Minimizing Inpatient Readmissions Through the Use of Discharge Phone Calls
Date of Graduation
Restricted Project/Capstone - USF access only
Master of Science in Nursing (MSN)
School of Nursing and Health Professions
Discharge phone call is a new approach that many hospitals are utilizing to ensure a patient’s safe transition home. A study showed that 65 percent of patients said, during hospitalization, no one discussed about managing their care at home (Clark et al., 2005). Hospital reimbursements are based on performance measures for patient satisfaction, as well as 30-day readmission rates, hospitals are seeking alternatives to improve the patient experience and prevent readmissions (D’Amore et al., 2011). Discharge phone call provides an opportunity for the patient to ask questions, while allowing healthcare providers to assess the patient’s understanding of the discharge instructions. We piloted the discharge phone call on the surgical unit. The targeted population were those anticipating to be discharge home with a urinary catheter. Nurses were provided with two inservices and a discharge checklist to review key teaching points for patients going home with urinary catheter/ leg bag. Over 50 percent of nurses attended the inservices. A poster board was created highlighting 10 easy steps to follow when teaching patients anticipating discharge with a catheter. Follow up phone calls were made within 48hrs after discharge to ensure quality teaching and that all concerns were answered. Post inservices, nurses were more comfortable and confident with educating and discharging patient with a urinary catheter. During the piloted period, results from the discharge phone calls showed that patients did not have any signs and symptoms of infection but instead other concerns were found and addressed on a as needed basis. Discharge phone call is still new and needs further research

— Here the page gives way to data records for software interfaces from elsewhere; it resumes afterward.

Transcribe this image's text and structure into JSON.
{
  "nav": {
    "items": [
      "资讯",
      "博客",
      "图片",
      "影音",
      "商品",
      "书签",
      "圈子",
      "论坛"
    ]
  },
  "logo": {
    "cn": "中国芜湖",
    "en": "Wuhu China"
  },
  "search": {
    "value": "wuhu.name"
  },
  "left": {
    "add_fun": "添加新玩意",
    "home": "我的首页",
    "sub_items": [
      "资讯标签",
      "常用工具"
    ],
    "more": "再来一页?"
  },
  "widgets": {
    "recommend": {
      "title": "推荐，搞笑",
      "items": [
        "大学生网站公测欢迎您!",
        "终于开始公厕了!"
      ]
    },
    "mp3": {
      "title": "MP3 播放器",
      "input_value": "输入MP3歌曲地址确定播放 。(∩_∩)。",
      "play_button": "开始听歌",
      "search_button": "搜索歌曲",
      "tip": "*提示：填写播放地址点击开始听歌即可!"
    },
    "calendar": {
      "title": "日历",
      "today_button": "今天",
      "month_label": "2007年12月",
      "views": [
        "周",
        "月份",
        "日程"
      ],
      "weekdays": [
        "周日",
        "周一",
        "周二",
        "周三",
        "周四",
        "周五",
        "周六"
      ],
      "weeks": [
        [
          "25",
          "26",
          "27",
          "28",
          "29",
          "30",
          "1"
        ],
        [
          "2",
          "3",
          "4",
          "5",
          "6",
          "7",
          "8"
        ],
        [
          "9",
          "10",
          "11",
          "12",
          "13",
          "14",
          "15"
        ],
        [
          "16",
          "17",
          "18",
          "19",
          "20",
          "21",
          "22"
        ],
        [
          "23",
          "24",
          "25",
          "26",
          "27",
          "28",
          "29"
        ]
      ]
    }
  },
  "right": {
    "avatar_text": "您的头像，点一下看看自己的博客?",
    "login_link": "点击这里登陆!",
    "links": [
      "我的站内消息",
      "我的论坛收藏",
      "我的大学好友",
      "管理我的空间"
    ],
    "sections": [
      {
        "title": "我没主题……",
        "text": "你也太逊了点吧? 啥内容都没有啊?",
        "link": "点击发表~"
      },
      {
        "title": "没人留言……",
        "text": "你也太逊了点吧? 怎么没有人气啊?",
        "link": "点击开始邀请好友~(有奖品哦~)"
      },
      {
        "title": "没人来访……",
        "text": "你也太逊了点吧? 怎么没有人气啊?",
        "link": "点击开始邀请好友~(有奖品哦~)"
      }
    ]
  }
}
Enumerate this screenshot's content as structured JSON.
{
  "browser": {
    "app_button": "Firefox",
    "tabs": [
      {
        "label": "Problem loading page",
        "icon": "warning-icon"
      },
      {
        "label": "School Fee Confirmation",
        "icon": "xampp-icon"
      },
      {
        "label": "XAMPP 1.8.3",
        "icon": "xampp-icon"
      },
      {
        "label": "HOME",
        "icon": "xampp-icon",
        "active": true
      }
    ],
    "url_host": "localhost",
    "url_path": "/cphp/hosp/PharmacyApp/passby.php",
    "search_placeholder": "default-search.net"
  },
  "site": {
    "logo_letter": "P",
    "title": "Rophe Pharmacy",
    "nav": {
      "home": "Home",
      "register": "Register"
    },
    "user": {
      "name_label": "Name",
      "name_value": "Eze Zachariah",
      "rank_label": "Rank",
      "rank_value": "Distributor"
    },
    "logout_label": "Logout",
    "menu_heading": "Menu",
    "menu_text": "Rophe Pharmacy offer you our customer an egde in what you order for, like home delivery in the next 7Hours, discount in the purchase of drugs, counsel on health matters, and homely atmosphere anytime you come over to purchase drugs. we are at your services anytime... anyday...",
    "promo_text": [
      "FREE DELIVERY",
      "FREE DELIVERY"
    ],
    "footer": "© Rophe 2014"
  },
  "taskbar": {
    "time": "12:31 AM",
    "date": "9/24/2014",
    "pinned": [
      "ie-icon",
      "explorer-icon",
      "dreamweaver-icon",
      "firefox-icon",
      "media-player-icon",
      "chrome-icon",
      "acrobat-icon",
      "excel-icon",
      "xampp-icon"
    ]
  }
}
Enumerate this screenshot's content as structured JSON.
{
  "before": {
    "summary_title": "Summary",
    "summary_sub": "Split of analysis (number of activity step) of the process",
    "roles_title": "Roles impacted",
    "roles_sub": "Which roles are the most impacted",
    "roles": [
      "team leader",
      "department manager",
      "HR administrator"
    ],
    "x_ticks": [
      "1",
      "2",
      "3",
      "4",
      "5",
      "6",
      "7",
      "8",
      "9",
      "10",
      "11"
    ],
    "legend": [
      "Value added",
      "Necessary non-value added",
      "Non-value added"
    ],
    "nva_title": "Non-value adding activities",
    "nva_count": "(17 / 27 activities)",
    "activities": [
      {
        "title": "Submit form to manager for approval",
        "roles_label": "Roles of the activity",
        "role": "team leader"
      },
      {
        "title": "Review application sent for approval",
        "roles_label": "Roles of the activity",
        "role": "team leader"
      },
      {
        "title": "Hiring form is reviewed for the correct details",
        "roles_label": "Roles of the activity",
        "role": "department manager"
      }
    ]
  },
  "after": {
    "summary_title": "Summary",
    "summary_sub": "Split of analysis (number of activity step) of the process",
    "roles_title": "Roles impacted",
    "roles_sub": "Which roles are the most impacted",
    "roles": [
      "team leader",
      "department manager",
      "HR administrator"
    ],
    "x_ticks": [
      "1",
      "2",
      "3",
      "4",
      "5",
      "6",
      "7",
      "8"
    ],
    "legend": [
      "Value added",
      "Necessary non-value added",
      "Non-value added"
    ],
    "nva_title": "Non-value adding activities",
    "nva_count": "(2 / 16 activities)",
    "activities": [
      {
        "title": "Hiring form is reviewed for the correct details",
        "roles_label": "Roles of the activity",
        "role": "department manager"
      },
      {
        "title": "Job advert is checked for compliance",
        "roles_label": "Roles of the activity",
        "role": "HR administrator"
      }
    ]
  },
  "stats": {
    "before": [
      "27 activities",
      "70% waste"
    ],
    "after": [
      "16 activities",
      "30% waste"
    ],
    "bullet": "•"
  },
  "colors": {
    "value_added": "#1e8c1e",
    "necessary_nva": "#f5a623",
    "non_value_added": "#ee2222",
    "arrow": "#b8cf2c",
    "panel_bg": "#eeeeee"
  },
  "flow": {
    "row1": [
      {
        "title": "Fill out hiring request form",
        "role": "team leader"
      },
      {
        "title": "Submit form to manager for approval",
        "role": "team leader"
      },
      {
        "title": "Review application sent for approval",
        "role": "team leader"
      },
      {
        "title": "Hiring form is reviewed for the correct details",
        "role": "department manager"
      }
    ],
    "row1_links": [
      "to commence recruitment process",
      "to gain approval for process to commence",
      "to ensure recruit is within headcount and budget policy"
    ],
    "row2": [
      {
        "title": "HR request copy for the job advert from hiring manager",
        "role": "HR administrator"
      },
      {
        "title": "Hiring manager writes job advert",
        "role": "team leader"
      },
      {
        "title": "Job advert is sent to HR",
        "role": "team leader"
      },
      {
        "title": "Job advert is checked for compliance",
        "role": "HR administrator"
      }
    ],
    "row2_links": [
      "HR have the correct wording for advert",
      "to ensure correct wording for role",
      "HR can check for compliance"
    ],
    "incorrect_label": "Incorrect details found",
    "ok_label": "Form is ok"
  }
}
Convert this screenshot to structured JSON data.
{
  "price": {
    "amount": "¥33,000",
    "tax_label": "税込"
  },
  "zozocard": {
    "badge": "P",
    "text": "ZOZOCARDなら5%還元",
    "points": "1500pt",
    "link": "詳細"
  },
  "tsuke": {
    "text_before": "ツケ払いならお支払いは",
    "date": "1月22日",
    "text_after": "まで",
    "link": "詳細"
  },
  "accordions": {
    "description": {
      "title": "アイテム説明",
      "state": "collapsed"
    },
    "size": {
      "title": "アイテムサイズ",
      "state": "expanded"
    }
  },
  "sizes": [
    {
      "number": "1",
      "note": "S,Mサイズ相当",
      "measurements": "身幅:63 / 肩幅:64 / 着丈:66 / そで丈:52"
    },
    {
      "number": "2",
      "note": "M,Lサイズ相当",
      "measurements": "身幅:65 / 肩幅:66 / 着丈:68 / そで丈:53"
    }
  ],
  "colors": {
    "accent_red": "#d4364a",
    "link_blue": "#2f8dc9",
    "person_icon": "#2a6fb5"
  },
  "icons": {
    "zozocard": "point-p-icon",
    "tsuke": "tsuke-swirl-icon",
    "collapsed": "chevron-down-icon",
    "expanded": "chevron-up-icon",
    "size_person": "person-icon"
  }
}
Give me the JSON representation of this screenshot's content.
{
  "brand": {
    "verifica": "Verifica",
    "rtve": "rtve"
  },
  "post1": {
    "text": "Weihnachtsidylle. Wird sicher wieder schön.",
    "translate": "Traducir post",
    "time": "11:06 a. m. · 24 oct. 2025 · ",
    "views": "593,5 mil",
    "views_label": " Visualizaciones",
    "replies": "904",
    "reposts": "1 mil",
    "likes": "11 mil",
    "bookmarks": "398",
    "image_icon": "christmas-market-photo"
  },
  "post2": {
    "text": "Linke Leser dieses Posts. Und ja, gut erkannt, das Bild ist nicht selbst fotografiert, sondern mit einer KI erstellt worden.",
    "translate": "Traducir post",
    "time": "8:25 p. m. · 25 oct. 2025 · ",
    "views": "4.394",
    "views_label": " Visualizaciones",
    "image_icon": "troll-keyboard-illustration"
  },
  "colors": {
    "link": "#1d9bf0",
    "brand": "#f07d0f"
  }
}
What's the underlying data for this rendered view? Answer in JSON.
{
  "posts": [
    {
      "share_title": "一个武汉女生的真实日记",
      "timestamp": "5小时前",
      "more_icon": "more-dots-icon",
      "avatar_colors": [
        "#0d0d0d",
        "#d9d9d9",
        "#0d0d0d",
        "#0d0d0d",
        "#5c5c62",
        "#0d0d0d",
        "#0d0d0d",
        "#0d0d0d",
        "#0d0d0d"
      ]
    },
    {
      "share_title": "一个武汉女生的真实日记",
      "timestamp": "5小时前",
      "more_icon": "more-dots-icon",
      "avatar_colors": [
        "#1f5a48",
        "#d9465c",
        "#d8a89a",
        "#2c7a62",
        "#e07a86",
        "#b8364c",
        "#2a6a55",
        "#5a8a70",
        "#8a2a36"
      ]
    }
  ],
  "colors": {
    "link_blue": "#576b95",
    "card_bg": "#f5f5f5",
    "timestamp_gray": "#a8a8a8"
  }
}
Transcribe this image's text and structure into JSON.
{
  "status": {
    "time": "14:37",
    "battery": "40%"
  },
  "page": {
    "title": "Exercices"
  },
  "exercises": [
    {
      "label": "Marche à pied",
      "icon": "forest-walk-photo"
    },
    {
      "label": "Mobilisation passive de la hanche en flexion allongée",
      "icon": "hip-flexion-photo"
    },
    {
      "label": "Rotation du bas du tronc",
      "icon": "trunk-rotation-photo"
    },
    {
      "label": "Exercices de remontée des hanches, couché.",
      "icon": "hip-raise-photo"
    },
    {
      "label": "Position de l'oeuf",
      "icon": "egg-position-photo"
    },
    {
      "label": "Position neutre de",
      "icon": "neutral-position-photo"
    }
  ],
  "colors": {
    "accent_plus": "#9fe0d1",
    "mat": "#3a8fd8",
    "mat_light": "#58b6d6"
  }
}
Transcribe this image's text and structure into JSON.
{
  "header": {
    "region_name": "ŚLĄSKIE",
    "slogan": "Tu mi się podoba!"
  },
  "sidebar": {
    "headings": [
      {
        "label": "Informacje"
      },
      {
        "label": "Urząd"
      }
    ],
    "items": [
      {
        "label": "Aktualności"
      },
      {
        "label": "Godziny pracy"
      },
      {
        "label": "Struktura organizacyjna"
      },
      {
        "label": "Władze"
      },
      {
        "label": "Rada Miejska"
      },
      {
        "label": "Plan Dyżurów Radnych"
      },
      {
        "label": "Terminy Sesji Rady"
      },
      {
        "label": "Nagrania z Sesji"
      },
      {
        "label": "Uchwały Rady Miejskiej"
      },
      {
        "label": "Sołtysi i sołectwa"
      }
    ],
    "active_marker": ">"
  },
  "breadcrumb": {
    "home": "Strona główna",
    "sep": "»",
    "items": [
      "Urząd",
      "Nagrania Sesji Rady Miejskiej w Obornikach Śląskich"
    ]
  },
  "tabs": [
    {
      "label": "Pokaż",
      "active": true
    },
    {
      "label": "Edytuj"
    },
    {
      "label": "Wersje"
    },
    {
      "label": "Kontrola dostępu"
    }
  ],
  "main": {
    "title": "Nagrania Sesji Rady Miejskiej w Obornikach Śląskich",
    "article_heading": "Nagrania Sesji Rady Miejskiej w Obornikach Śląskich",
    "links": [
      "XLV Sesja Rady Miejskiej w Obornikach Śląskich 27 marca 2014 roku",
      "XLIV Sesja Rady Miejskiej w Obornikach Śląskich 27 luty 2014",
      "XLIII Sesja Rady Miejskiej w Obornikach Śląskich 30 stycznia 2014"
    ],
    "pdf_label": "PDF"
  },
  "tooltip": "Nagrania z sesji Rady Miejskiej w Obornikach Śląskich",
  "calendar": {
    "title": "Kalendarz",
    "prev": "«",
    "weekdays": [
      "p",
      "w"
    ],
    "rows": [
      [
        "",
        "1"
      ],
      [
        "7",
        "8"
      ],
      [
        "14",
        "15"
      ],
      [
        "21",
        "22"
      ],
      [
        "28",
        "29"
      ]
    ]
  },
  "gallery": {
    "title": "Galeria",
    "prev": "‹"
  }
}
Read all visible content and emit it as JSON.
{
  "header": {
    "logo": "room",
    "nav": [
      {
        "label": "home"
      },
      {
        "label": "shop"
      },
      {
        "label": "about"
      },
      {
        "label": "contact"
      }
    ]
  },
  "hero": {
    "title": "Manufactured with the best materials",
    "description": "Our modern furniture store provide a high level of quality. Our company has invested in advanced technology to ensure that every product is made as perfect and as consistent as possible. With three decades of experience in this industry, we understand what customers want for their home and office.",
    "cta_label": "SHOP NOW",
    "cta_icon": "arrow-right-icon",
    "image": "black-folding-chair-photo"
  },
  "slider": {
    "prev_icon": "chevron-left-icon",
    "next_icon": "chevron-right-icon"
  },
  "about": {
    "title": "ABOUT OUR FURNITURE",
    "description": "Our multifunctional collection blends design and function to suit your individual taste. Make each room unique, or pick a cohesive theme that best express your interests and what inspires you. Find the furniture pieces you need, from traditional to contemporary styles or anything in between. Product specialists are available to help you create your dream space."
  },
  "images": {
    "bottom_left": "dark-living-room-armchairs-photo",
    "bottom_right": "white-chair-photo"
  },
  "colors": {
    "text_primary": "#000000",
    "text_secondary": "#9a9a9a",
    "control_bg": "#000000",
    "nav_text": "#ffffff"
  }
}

Sydara, Vilaylack, "Minimizing Inpatient Readmissions Through the Use of Discharge Phone Calls" (2015). Master's Projects and Capstones. 377.